Recommended Age Range: Kindergarten through 4th grade.
Publisher's Summary: Max’s friend Billy Parker is tired of waking up wet, and wants to figure out how to stop his bedwetting. Max knows how. He used to wet the bed, and he is ready to share his proven plan for staying dry.
Dr. Annie's Takeaways
Recommended for: Written by a pediatrician, this book is excellent for a child who experiences regular bed-wetting and who is feeling embarrassed or ashamed of this. It very effectively destigmatizes nocturnal enuresis (i.e., nighttime bed-wetting) with its cool kid detective protagonist who shares that he wet the bed until he was 11-years-old, and it provides a few tips for reducing frequency of bed-wetting.
Would a child like it? A child dealing with bed-wetting will likely be incredibly relieved to hear that they aren’t the only one struggling to stay dry. The tips may provide some hope that there is something they can do to decrease bed-wetting.

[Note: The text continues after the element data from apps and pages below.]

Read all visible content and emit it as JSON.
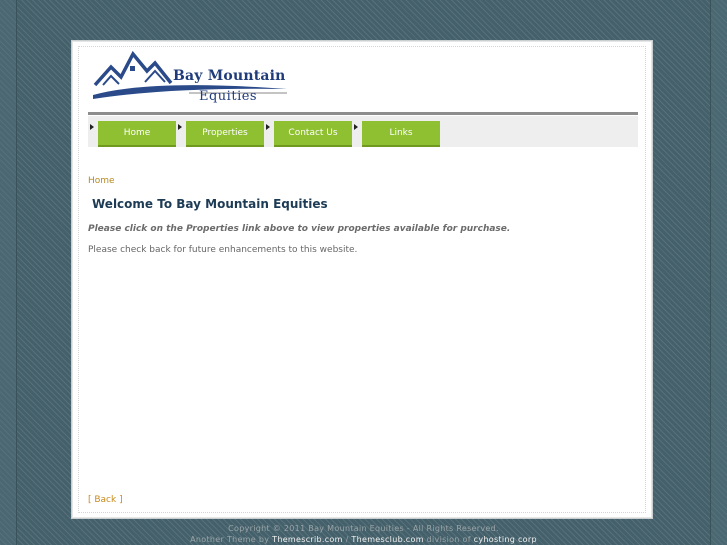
{
  "logo": {
    "name": "Bay Mountain",
    "sub": "Equities"
  },
  "menu": {
    "items": [
      {
        "label": "Home"
      },
      {
        "label": "Properties"
      },
      {
        "label": "Contact Us"
      },
      {
        "label": "Links"
      }
    ]
  },
  "content": {
    "breadcrumb": "Home",
    "title": "Welcome To Bay Mountain Equities",
    "lead": "Please click on the Properties link above to view properties available for purchase.",
    "body": "Please check back for future enhancements to this website.",
    "back": "[ Back ]"
  },
  "footer": {
    "copyright": "Copyright © 2011 Bay Mountain Equities  -  All Rights Reserved.",
    "another_theme": "Another Theme by",
    "link1": "Themescrib.com",
    "separator": "/",
    "link2": "Themesclub.com",
    "division_of": "division of",
    "link3": "cyhosting corp"
  },
  "colors": {
    "menu_green": "#8fc031",
    "title_blue": "#1d3b55",
    "logo_blue": "#1f3b7a",
    "link_orange": "#c98a1a"
  }
}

Evidence-Based Practices: Psychoeducation
Tone: Validating, collaborative
Story Quality: This book is fabulously destigmatizing. Max is kind of cool (he’s a kid detective with a private eye vibe), and he right away shares that he struggled with bedwetting until he was 11-years-old. The book is somewhere between a picture book and an early chapter book. It’s divided into “chapters” and there are a lot of words on some of the pages, but most of the pages have a big, colorful illustration as well.

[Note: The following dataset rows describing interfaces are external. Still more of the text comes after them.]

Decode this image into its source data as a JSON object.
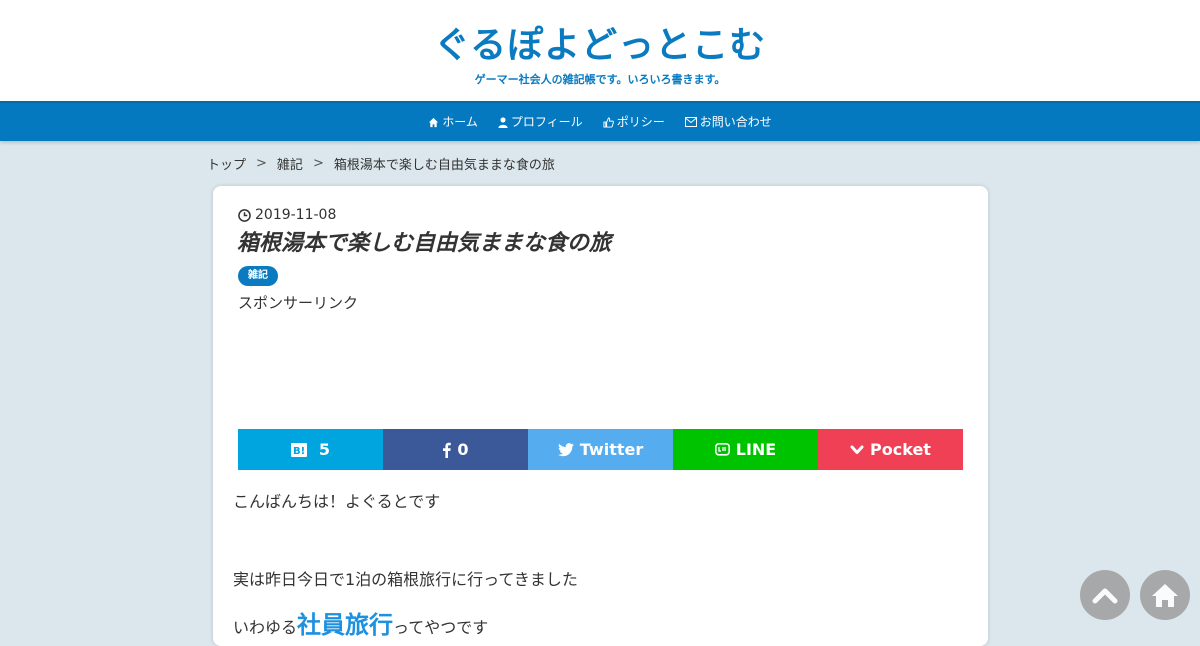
{
  "header": {
    "site_title": "ぐるぽよどっとこむ",
    "site_description": "ゲーマー社会人の雑記帳です。いろいろ書きます。"
  },
  "nav": {
    "items": [
      {
        "label": "ホーム",
        "icon": "home-icon"
      },
      {
        "label": "プロフィール",
        "icon": "user-icon"
      },
      {
        "label": "ポリシー",
        "icon": "thumbs-up-icon"
      },
      {
        "label": "お問い合わせ",
        "icon": "envelope-icon"
      }
    ]
  },
  "breadcrumb": {
    "items": [
      "トップ",
      "雑記",
      "箱根湯本で楽しむ自由気ままな食の旅"
    ],
    "separator": ">"
  },
  "post": {
    "date": "2019-11-08",
    "title": "箱根湯本で楽しむ自由気ままな食の旅",
    "category": "雑記",
    "sponsor_label": "スポンサーリンク",
    "paragraphs": [
      "こんばんちは！よぐるとです",
      "実は昨日今日で1泊の箱根旅行に行ってきました"
    ],
    "partial_line": {
      "prefix": "いわゆる",
      "link": "社員旅行",
      "suffix": "ってやつです"
    }
  },
  "share": {
    "hatena": {
      "icon": "hatena-icon",
      "label": "5",
      "color": "#00a4de"
    },
    "facebook": {
      "icon": "facebook-icon",
      "label": "0",
      "color": "#3b5998"
    },
    "twitter": {
      "icon": "twitter-icon",
      "label": "Twitter",
      "color": "#55acee"
    },
    "line": {
      "icon": "line-icon",
      "label": "LINE",
      "color": "#00c300"
    },
    "pocket": {
      "icon": "pocket-icon",
      "label": "Pocket",
      "color": "#ef4056"
    }
  },
  "floating": {
    "scroll_top_icon": "chevron-up-icon",
    "home_icon": "home-icon"
  },
  "colors": {
    "accent": "#0a7bc0",
    "nav_bg": "#0579c0",
    "page_bg": "#dbe7ec"
  }
}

Illustrations: Cheerful cartoons with a teal and orange palette.
Representation: Max the detective is a White boy with a White mother and a White father. Max lives on a city street with attached homes and diverse neighbors. Billy is an 8-year-old White boy who wants to stop wetting the bed. Although nocturnal enuresis is more common in boys than girls, I wish this story included more diversity.
Psychological Practices: I chose this story for how destigmatizing it is of nocturnal enuresis. Max’s mom reminds his dad early on in the story that “no one wets the bed on purpose.” Max tells Billy how common bed-wetting is, and he shares about the anatomy of urine production and expulsion to demystify it. Max shares several tips with Billy to help increase the likelihood that he’ll stay dry overnight, including making sure to poop regularly (to decrease pressure on one’s bladder), paying attention to the signals of needing to pee throughout the day, and rehearsing having to pee at night and getting out of bed to use the toilet. Dr. Bennett is a pediatrician, and I am not, so these are likely helpful tips, but I cannot vouch for them. It is important to consult with a child’s pediatrician about these strategies.